***** Records supplied *****
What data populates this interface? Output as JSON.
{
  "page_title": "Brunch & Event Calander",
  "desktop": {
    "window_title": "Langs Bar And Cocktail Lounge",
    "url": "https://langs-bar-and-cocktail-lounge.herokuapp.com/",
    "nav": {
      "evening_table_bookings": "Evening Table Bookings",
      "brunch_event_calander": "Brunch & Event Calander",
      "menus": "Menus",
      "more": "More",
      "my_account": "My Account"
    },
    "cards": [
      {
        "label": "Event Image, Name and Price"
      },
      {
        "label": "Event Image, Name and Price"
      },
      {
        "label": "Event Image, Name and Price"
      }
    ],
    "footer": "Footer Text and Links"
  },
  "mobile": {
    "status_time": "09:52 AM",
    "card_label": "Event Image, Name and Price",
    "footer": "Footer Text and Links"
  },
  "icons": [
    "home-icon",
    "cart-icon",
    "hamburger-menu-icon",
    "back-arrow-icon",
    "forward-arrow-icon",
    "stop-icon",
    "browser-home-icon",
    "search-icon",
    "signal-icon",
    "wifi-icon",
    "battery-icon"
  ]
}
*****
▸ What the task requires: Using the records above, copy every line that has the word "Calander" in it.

▸ Solved exercise:
  "page_title": "Brunch & Event Calander",
      "brunch_event_calander": "Brunch & Event Calander",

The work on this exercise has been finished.